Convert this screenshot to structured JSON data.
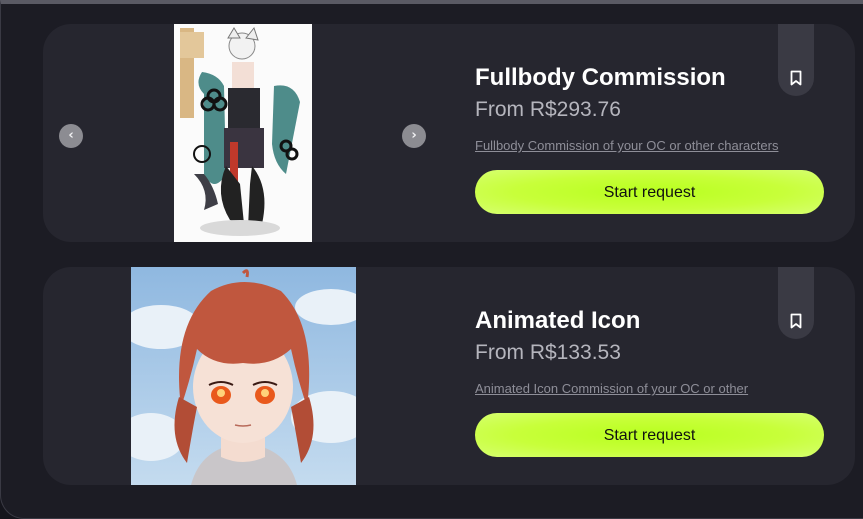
{
  "listings": [
    {
      "title": "Fullbody Commission",
      "price": "From R$293.76",
      "description": "Fullbody Commission of your OC or other characters",
      "cta": "Start request",
      "prev_icon": "chevron-left-icon",
      "next_icon": "chevron-right-icon",
      "bookmark_icon": "bookmark-icon"
    },
    {
      "title": "Animated Icon",
      "price": "From R$133.53",
      "description": "Animated Icon Commission of your OC or other ",
      "cta": "Start request",
      "bookmark_icon": "bookmark-icon"
    }
  ],
  "colors": {
    "background": "#1c1c24",
    "card": "#26262f",
    "cta": "#c4ff2e",
    "title": "#ffffff",
    "price": "#b5b5bd",
    "description": "#8e8e98"
  }
}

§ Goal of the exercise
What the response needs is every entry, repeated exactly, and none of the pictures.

§ Solution to the exercise
Convert this screenshot to structured JSON data.
{
  "listings": [
    {
      "title": "Fullbody Commission",
      "price": "From R$293.76",
      "description": "Fullbody Commission of your OC or other characters",
      "cta": "Start request",
      "prev_icon": "chevron-left-icon",
      "next_icon": "chevron-right-icon",
      "bookmark_icon": "bookmark-icon"
    },
    {
      "title": "Animated Icon",
      "price": "From R$133.53",
      "description": "Animated Icon Commission of your OC or other ",
      "cta": "Start request",
      "bookmark_icon": "bookmark-icon"
    }
  ],
  "colors": {
    "background": "#1c1c24",
    "card": "#26262f",
    "cta": "#c4ff2e",
    "title": "#ffffff",
    "price": "#b5b5bd",
    "description": "#8e8e98"
  }
}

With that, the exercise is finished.